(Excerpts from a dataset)
----------
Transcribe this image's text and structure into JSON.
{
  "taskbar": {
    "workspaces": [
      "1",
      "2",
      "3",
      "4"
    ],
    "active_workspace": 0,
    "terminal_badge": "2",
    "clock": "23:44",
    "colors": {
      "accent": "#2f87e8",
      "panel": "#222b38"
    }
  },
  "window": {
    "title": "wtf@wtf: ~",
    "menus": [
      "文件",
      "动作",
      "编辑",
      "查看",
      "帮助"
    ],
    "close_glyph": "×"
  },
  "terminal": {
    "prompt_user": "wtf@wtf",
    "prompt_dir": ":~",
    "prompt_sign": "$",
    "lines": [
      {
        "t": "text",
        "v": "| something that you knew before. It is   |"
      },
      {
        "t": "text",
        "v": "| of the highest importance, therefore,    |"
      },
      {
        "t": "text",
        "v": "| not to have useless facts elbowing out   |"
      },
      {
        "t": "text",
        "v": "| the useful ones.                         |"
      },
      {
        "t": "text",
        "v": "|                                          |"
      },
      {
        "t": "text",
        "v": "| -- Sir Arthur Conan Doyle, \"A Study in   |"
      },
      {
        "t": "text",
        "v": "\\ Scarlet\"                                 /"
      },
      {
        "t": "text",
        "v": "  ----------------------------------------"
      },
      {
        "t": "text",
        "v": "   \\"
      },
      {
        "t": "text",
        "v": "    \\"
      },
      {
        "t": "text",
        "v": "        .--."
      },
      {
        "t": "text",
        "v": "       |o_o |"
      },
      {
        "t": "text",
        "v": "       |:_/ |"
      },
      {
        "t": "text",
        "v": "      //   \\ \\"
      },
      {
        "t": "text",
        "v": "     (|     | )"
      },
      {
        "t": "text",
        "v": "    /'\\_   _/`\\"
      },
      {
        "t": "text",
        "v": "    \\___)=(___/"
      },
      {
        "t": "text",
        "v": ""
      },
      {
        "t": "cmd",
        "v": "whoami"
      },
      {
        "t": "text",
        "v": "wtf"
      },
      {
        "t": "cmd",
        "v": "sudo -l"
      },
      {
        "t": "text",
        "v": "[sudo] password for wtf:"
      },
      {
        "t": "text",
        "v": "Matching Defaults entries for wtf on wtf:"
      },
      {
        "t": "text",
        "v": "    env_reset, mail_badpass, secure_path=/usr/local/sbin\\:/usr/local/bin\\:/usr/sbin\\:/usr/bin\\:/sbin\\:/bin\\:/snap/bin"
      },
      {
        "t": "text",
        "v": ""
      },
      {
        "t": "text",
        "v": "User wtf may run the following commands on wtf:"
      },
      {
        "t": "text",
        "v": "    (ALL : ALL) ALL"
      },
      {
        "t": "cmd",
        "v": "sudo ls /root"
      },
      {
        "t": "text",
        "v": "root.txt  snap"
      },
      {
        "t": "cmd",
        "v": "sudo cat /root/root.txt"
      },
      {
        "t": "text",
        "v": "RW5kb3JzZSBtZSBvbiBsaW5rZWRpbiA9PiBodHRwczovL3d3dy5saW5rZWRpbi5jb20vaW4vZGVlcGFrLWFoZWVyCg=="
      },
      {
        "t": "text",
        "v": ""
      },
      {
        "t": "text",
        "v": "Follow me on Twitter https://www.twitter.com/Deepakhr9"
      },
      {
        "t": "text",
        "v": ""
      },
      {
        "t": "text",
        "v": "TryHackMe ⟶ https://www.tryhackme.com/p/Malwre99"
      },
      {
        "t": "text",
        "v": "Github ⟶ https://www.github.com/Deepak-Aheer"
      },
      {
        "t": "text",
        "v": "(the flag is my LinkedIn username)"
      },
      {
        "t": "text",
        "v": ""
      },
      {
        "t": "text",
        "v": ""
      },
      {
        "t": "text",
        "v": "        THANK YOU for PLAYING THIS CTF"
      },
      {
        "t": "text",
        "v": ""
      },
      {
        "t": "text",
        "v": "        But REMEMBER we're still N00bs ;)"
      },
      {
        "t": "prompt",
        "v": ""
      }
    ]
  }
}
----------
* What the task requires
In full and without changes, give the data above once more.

* Answer for this exercise
Transcribe this image's text and structure into JSON.
{
  "taskbar": {
    "workspaces": [
      "1",
      "2",
      "3",
      "4"
    ],
    "active_workspace": 0,
    "terminal_badge": "2",
    "clock": "23:44",
    "colors": {
      "accent": "#2f87e8",
      "panel": "#222b38"
    }
  },
  "window": {
    "title": "wtf@wtf: ~",
    "menus": [
      "文件",
      "动作",
      "编辑",
      "查看",
      "帮助"
    ],
    "close_glyph": "×"
  },
  "terminal": {
    "prompt_user": "wtf@wtf",
    "prompt_dir": ":~",
    "prompt_sign": "$",
    "lines": [
      {
        "t": "text",
        "v": "| something that you knew before. It is   |"
      },
      {
        "t": "text",
        "v": "| of the highest importance, therefore,    |"
      },
      {
        "t": "text",
        "v": "| not to have useless facts elbowing out   |"
      },
      {
        "t": "text",
        "v": "| the useful ones.                         |"
      },
      {
        "t": "text",
        "v": "|                                          |"
      },
      {
        "t": "text",
        "v": "| -- Sir Arthur Conan Doyle, \"A Study in   |"
      },
      {
        "t": "text",
        "v": "\\ Scarlet\"                                 /"
      },
      {
        "t": "text",
        "v": "  ----------------------------------------"
      },
      {
        "t": "text",
        "v": "   \\"
      },
      {
        "t": "text",
        "v": "    \\"
      },
      {
        "t": "text",
        "v": "        .--."
      },
      {
        "t": "text",
        "v": "       |o_o |"
      },
      {
        "t": "text",
        "v": "       |:_/ |"
      },
      {
        "t": "text",
        "v": "      //   \\ \\"
      },
      {
        "t": "text",
        "v": "     (|     | )"
      },
      {
        "t": "text",
        "v": "    /'\\_   _/`\\"
      },
      {
        "t": "text",
        "v": "    \\___)=(___/"
      },
      {
        "t": "text",
        "v": ""
      },
      {
        "t": "cmd",
        "v": "whoami"
      },
      {
        "t": "text",
        "v": "wtf"
      },
      {
        "t": "cmd",
        "v": "sudo -l"
      },
      {
        "t": "text",
        "v": "[sudo] password for wtf:"
      },
      {
        "t": "text",
        "v": "Matching Defaults entries for wtf on wtf:"
      },
      {
        "t": "text",
        "v": "    env_reset, mail_badpass, secure_path=/usr/local/sbin\\:/usr/local/bin\\:/usr/sbin\\:/usr/bin\\:/sbin\\:/bin\\:/snap/bin"
      },
      {
        "t": "text",
        "v": ""
      },
      {
        "t": "text",
        "v": "User wtf may run the following commands on wtf:"
      },
      {
        "t": "text",
        "v": "    (ALL : ALL) ALL"
      },
      {
        "t": "cmd",
        "v": "sudo ls /root"
      },
      {
        "t": "text",
        "v": "root.txt  snap"
      },
      {
        "t": "cmd",
        "v": "sudo cat /root/root.txt"
      },
      {
        "t": "text",
        "v": "RW5kb3JzZSBtZSBvbiBsaW5rZWRpbiA9PiBodHRwczovL3d3dy5saW5rZWRpbi5jb20vaW4vZGVlcGFrLWFoZWVyCg=="
      },
      {
        "t": "text",
        "v": ""
      },
      {
        "t": "text",
        "v": "Follow me on Twitter https://www.twitter.com/Deepakhr9"
      },
      {
        "t": "text",
        "v": ""
      },
      {
        "t": "text",
        "v": "TryHackMe ⟶ https://www.tryhackme.com/p/Malwre99"
      },
      {
        "t": "text",
        "v": "Github ⟶ https://www.github.com/Deepak-Aheer"
      },
      {
        "t": "text",
        "v": "(the flag is my LinkedIn username)"
      },
      {
        "t": "text",
        "v": ""
      },
      {
        "t": "text",
        "v": ""
      },
      {
        "t": "text",
        "v": "        THANK YOU for PLAYING THIS CTF"
      },
      {
        "t": "text",
        "v": ""
      },
      {
        "t": "text",
        "v": "        But REMEMBER we're still N00bs ;)"
      },
      {
        "t": "prompt",
        "v": ""
      }
    ]
  }
}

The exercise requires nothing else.